Problem statement – Using the data below, tally the lines that include the string "value". Only the number is wanted.

Data extracts –
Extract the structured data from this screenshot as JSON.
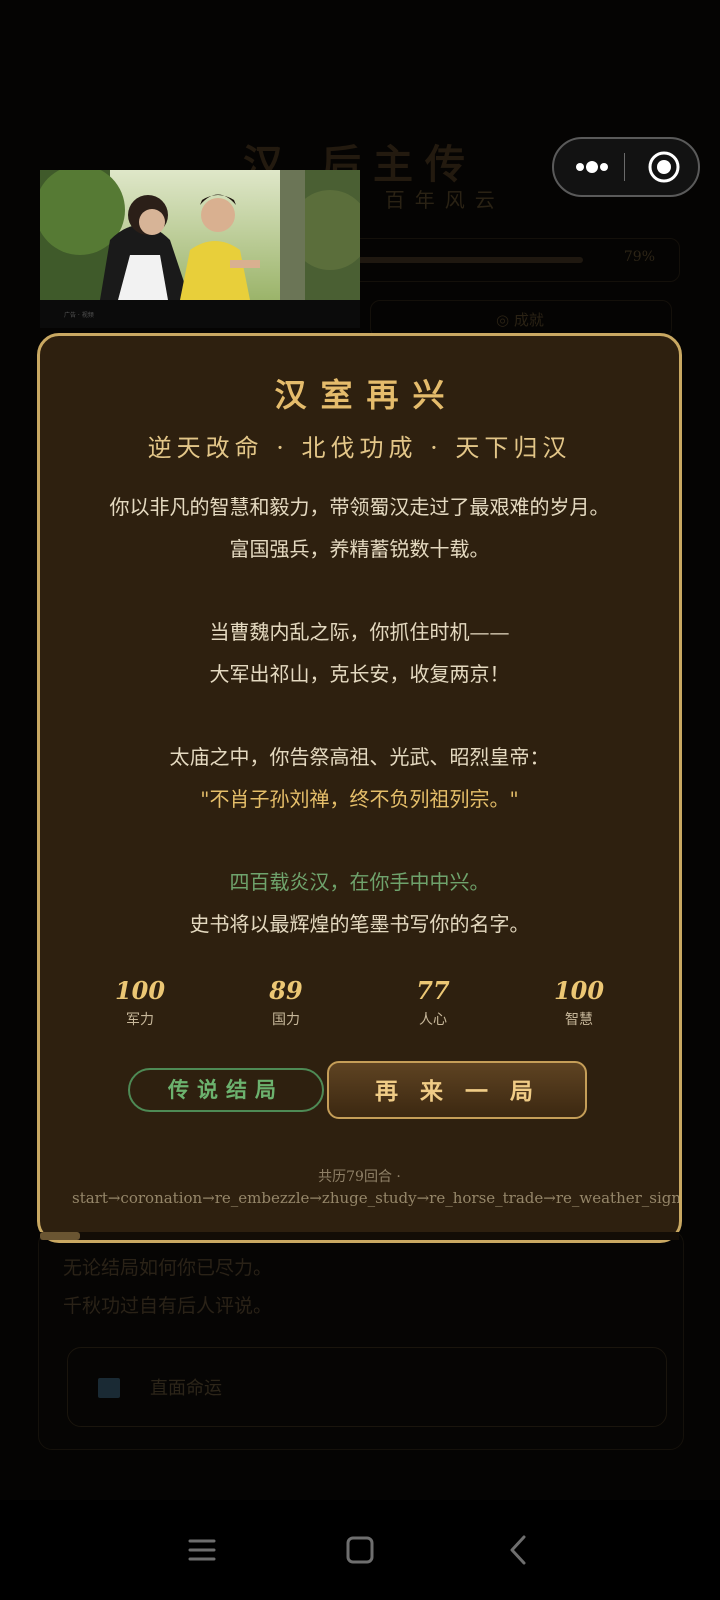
{
  "background_page": {
    "title": "汉 后主传",
    "subtitle": "· 百年风云",
    "progress_percent": "79%",
    "progress_fraction": 0.79,
    "pill_label": "◎ 成就",
    "card_line1": "无论结局如何你已尽力。",
    "card_line2": "千秋功过自有后人评说。",
    "card_button_label": "直面命运"
  },
  "capsule": {
    "more_icon": "more-dots-icon",
    "close_icon": "target-close-icon"
  },
  "video": {
    "caption": "广告 · 视频"
  },
  "modal": {
    "title": "汉室再兴",
    "subtitle": "逆天改命 · 北伐功成 · 天下归汉",
    "story": {
      "p1": "你以非凡的智慧和毅力，带领蜀汉走过了最艰难的岁月。",
      "p2": "富国强兵，养精蓄锐数十载。",
      "p3": "当曹魏内乱之际，你抓住时机——",
      "p4": "大军出祁山，克长安，收复两京！",
      "p5": "太庙之中，你告祭高祖、光武、昭烈皇帝：",
      "p6": "\"不肖子孙刘禅，终不负列祖列宗。\"",
      "p7": "四百载炎汉，在你手中中兴。",
      "p8": "史书将以最辉煌的笔墨书写你的名字。"
    },
    "stats": [
      {
        "value": "100",
        "label": "军力"
      },
      {
        "value": "89",
        "label": "国力"
      },
      {
        "value": "77",
        "label": "人心"
      },
      {
        "value": "100",
        "label": "智慧"
      }
    ],
    "legend_button": "传说结局",
    "again_button": "再来一局",
    "footer_round": "共历79回合 ·",
    "footer_path": "start→coronation→re_embezzle→zhuge_study→re_horse_trade→re_weather_sign"
  },
  "navbar": {
    "menu_icon": "menu-icon",
    "home_icon": "home-icon",
    "back_icon": "back-icon"
  },
  "colors": {
    "accent_gold": "#c9a862",
    "modal_bg": "#2e200f",
    "legend_green": "#4e8a55"
  }
}
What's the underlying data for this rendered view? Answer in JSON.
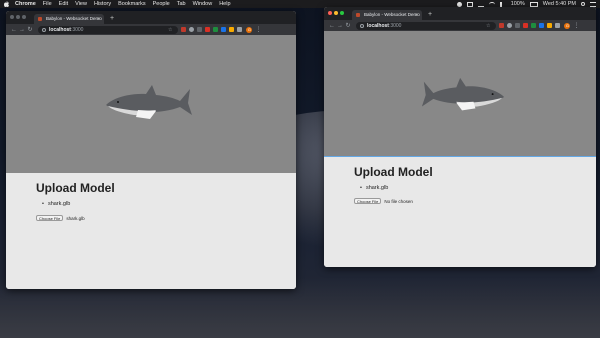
{
  "menubar": {
    "app": "Chrome",
    "items": [
      "File",
      "Edit",
      "View",
      "History",
      "Bookmarks",
      "People",
      "Tab",
      "Window",
      "Help"
    ],
    "battery": "100%",
    "clock": "Wed 5:40 PM"
  },
  "windows": [
    {
      "tab_title": "Babylon - Websocket Demo",
      "url_host": "localhost",
      "url_port": ":3000",
      "heading": "Upload Model",
      "files": [
        "shark.glb"
      ],
      "choose_label": "Choose File",
      "file_status": "shark.glb"
    },
    {
      "tab_title": "Babylon - Websocket Demo",
      "url_host": "localhost",
      "url_port": ":3000",
      "heading": "Upload Model",
      "files": [
        "shark.glb"
      ],
      "choose_label": "Choose File",
      "file_status": "No file chosen"
    }
  ],
  "colors": {
    "viewport": "#888888",
    "page_bg": "#e8e8e8",
    "chrome_dark": "#202124",
    "focus_line": "#64a8e6"
  }
}
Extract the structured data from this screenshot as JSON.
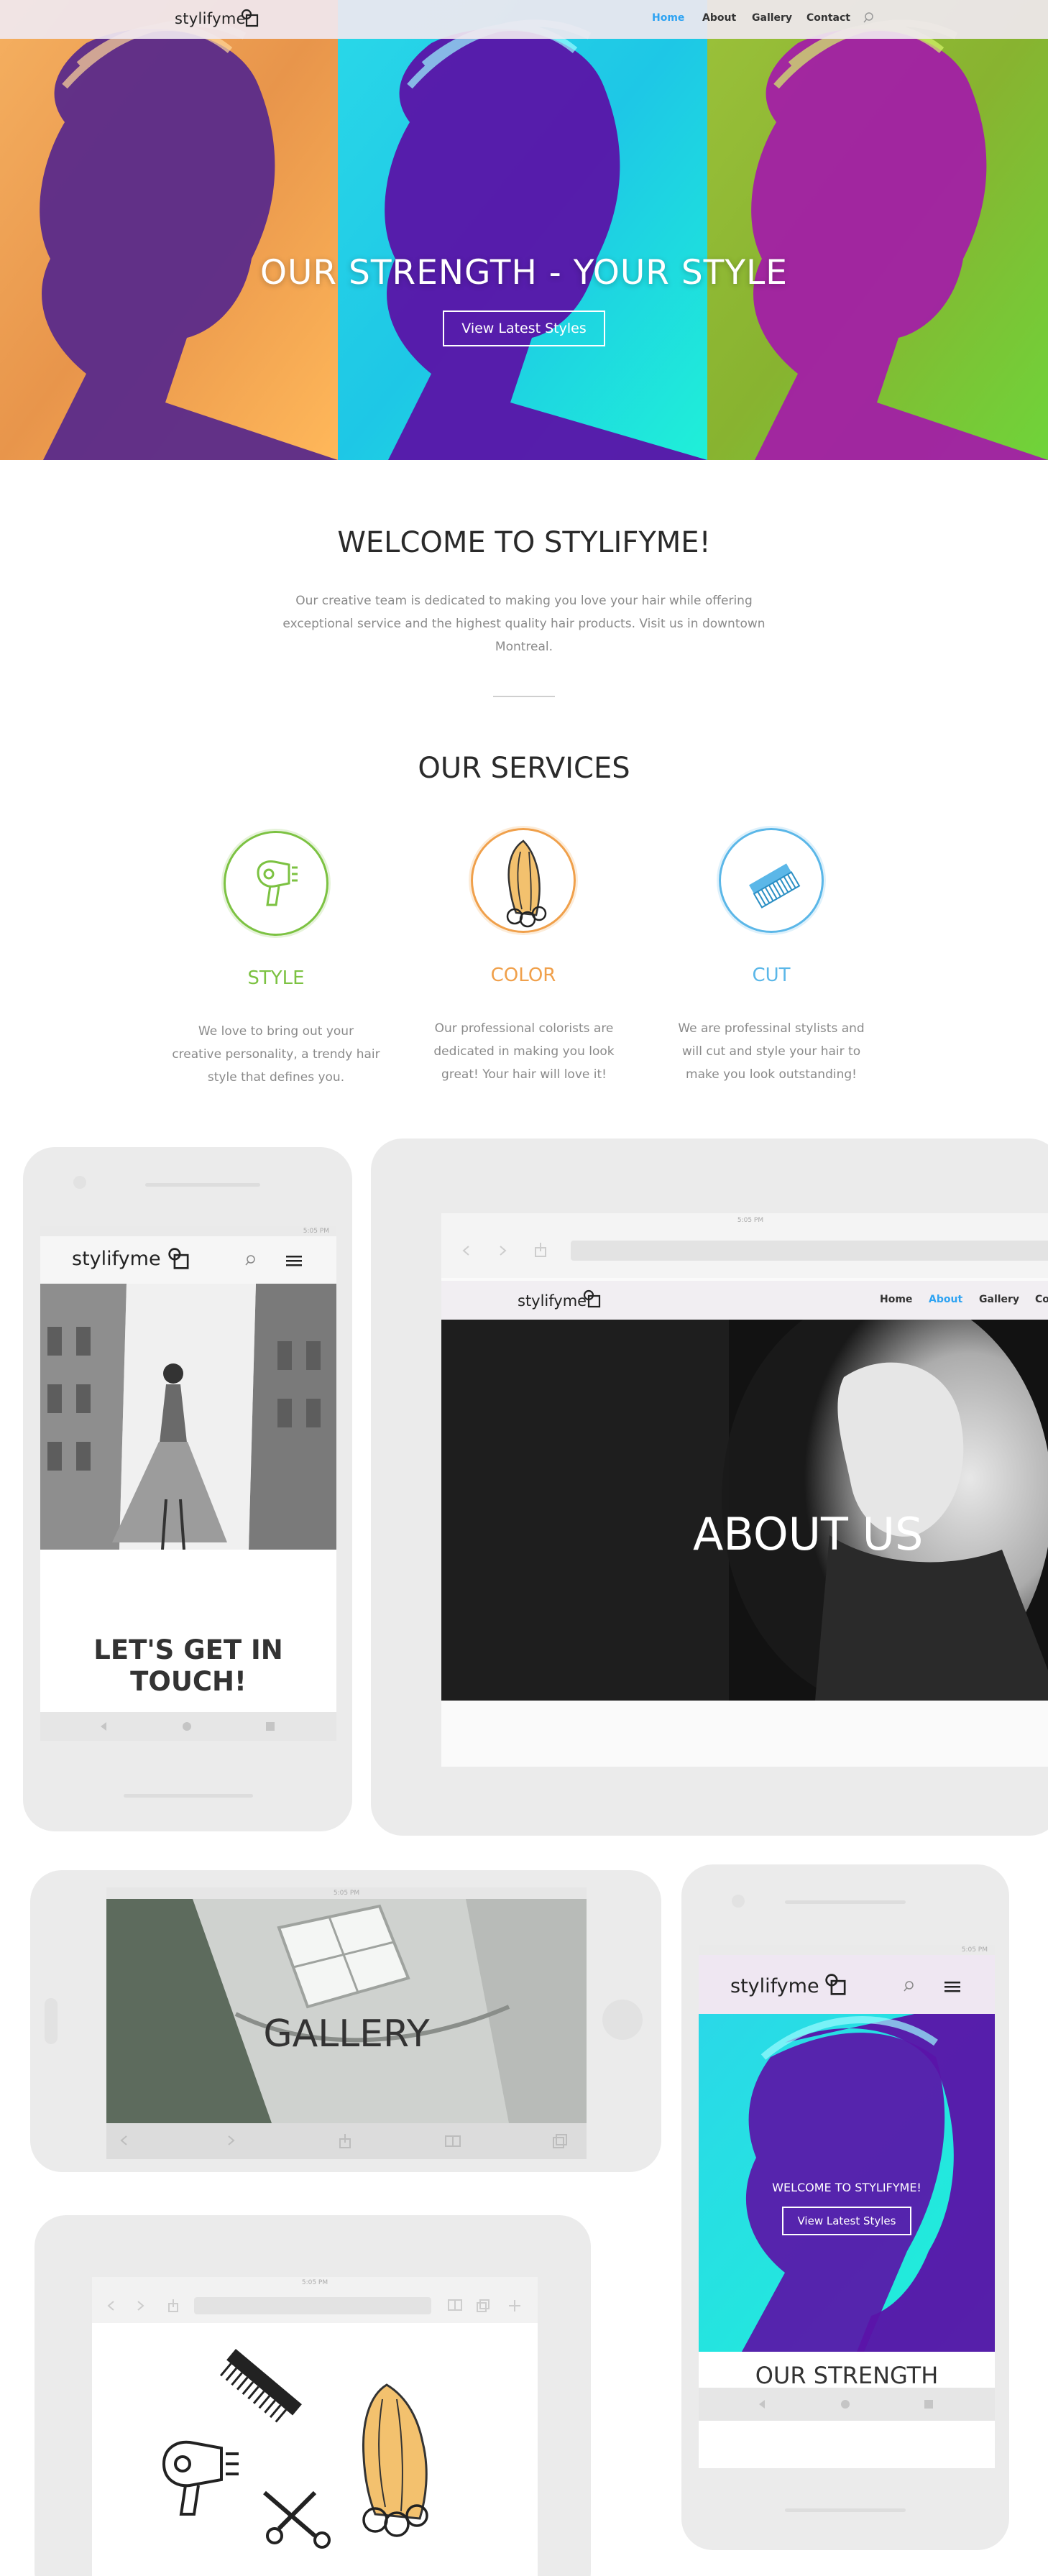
{
  "colors": {
    "accent": "#2ea3f2",
    "style_green": "#7cc242",
    "color_orange": "#f0a04b",
    "cut_blue": "#5bb7e8"
  },
  "header": {
    "logo": "stylifyme",
    "nav": [
      "Home",
      "About",
      "Gallery",
      "Contact"
    ],
    "active_nav": "Home",
    "search_icon": "search-icon"
  },
  "hero": {
    "title": "OUR STRENGTH - YOUR STYLE",
    "button": "View Latest Styles"
  },
  "welcome": {
    "title": "WELCOME TO STYLIFYME!",
    "text": "Our creative team is dedicated to making you love your hair while offering exceptional service and the highest quality hair products. Visit us in downtown Montreal."
  },
  "services": {
    "title": "OUR SERVICES",
    "items": [
      {
        "title": "STYLE",
        "icon": "hair-dryer-icon",
        "text": "We love to bring out your creative personality, a trendy hair style that defines you."
      },
      {
        "title": "COLOR",
        "icon": "hair-lock-icon",
        "text": "Our professional colorists are dedicated in making you look great! Your hair will love it!"
      },
      {
        "title": "CUT",
        "icon": "comb-icon",
        "text": "We are professinal stylists and will cut and style your hair to make you look outstanding!"
      }
    ]
  },
  "mockups": {
    "phone1": {
      "logo": "stylifyme",
      "status_time": "5:05 PM",
      "caption": "LET'S GET IN TOUCH!"
    },
    "tablet1": {
      "status_time": "5:05 PM",
      "logo": "stylifyme",
      "nav": [
        "Home",
        "About",
        "Gallery",
        "Co"
      ],
      "active_nav": "About",
      "caption": "ABOUT US"
    },
    "tablet2": {
      "status_time": "5:05 PM",
      "caption": "GALLERY"
    },
    "phone2": {
      "status_time": "5:05 PM",
      "logo": "stylifyme",
      "welcome": "WELCOME TO STYLIFYME!",
      "button": "View Latest Styles",
      "partial_heading": "OUR STRENGTH"
    },
    "tablet3": {
      "status_time": "5:05 PM"
    }
  }
}
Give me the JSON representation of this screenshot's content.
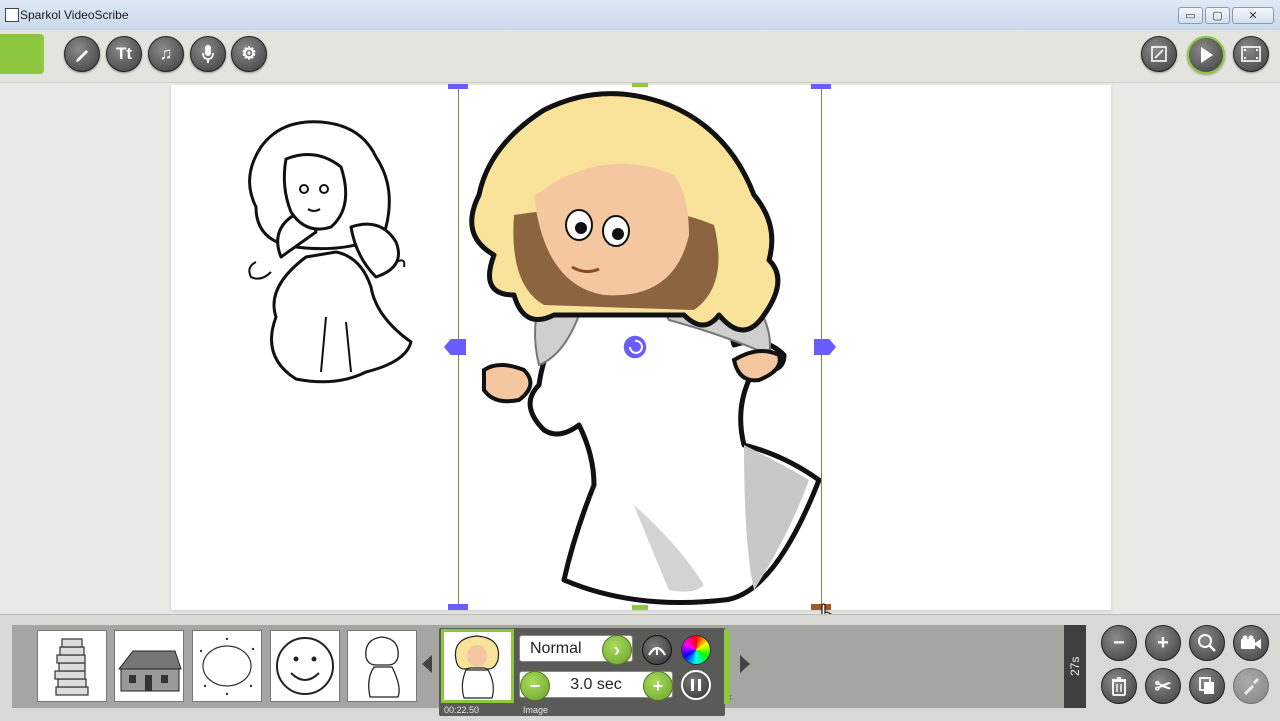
{
  "window": {
    "title": "Sparkol VideoScribe",
    "minimize": "▭",
    "maximize": "▢",
    "close": "✕"
  },
  "toolbar": {
    "left_icons": [
      "pencil-icon",
      "text-icon",
      "music-icon",
      "microphone-icon",
      "gear-icon"
    ],
    "text_label": "Tt",
    "right_icons": [
      "camera-position-icon",
      "play-icon",
      "render-video-icon"
    ]
  },
  "timeline": {
    "thumbnails": [
      "stack-of-books",
      "cottage",
      "dotted-circle",
      "smiley-face",
      "angel-sketch"
    ],
    "selected": {
      "transition": "Normal",
      "duration": "3.0 sec",
      "time": "00:22.50",
      "type": "Image",
      "close": "×"
    },
    "total_duration": "27s"
  },
  "bottom_tools": {
    "row1": [
      "zoom-out-icon",
      "zoom-in-icon",
      "zoom-fit-icon",
      "set-camera-icon"
    ],
    "row2": [
      "delete-icon",
      "cut-icon",
      "copy-icon",
      "paste-icon"
    ]
  },
  "colors": {
    "accent": "#8dc63f",
    "handle": "#6a5cff"
  }
}
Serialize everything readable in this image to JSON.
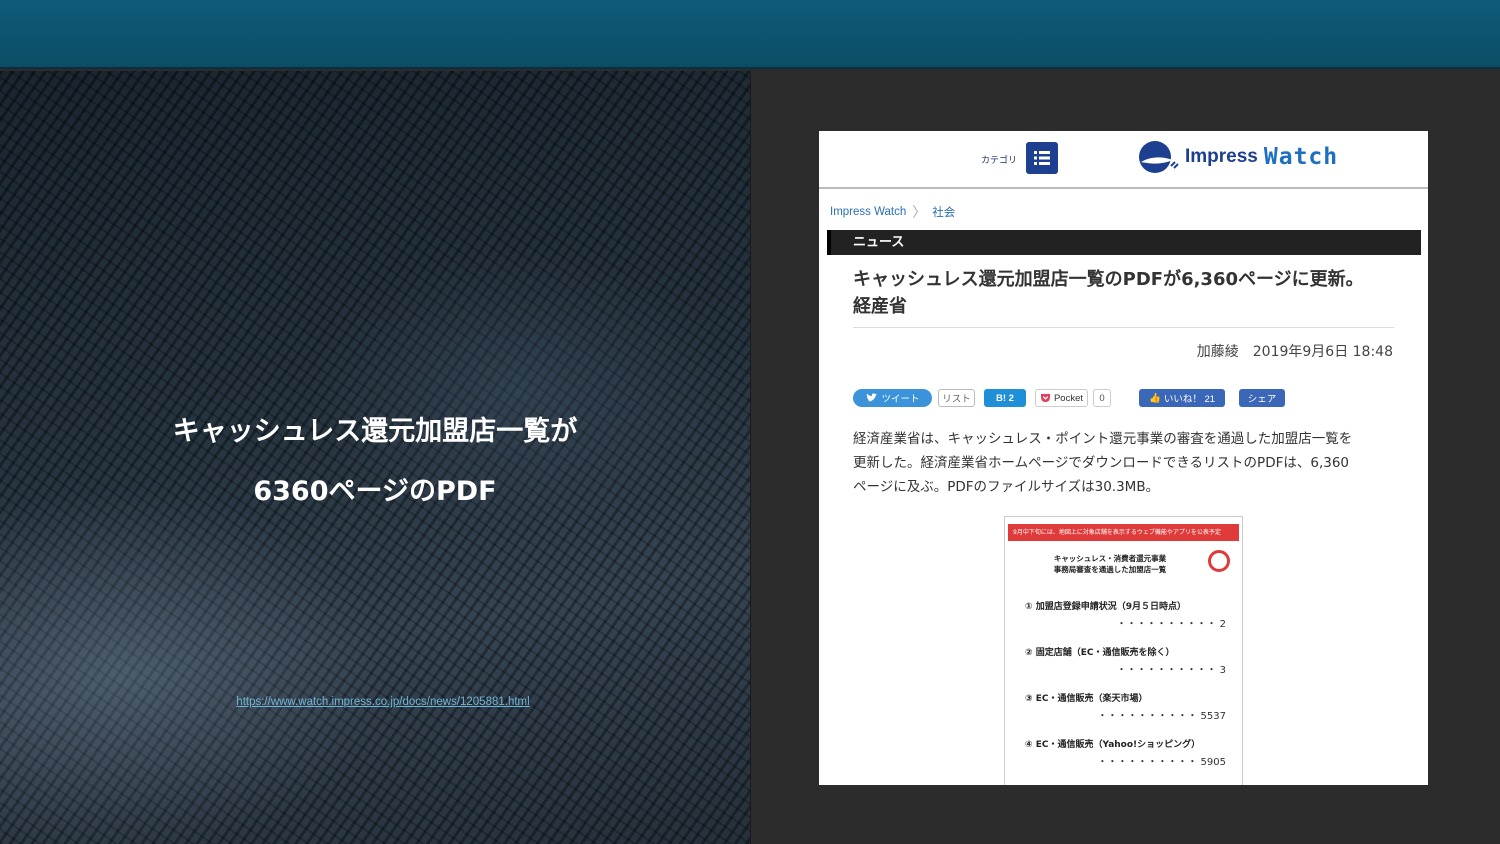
{
  "slide": {
    "title_line1": "キャッシュレス還元加盟店一覧が",
    "title_line2": "6360ページのPDF",
    "source_url": "https://www.watch.impress.co.jp/docs/news/1205881.html"
  },
  "article": {
    "category_label": "カテゴリ",
    "logo_impress": "Impress",
    "logo_watch": "Watch",
    "breadcrumb": [
      "Impress Watch",
      "社会"
    ],
    "section": "ニュース",
    "headline_line1": "キャッシュレス還元加盟店一覧のPDFが6,360ページに更新。",
    "headline_line2": "経産省",
    "author": "加藤綾",
    "datetime": "2019年9月6日 18:48",
    "social": {
      "tweet": "ツイート",
      "list": "リスト",
      "hatena": "B! 2",
      "pocket": "Pocket",
      "pocket_count": "0",
      "fb_like": "いいね！ 21",
      "fb_share": "シェア"
    },
    "body_lines": [
      "経済産業省は、キャッシュレス・ポイント還元事業の審査を通過した加盟店一覧を",
      "更新した。経済産業省ホームページでダウンロードできるリストのPDFは、6,360",
      "ページに及ぶ。PDFのファイルサイズは30.3MB。"
    ],
    "doc": {
      "banner": "9月中下旬には、地図上に対象店舗を表示するウェブ機能やアプリを公表予定",
      "title_line1": "キャッシュレス・消費者還元事業",
      "title_line2": "事務局審査を通過した加盟店一覧",
      "items": [
        {
          "label": "① 加盟店登録申請状況（9月５日時点）",
          "value": "・・・・・・・・・・ 2"
        },
        {
          "label": "② 固定店舗（EC・通信販売を除く）",
          "value": "・・・・・・・・・・ 3"
        },
        {
          "label": "③ EC・通信販売（楽天市場）",
          "value": "・・・・・・・・・・ 5537"
        },
        {
          "label": "④ EC・通信販売（Yahoo!ショッピング）",
          "value": "・・・・・・・・・・ 5905"
        }
      ]
    }
  }
}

Your response – 8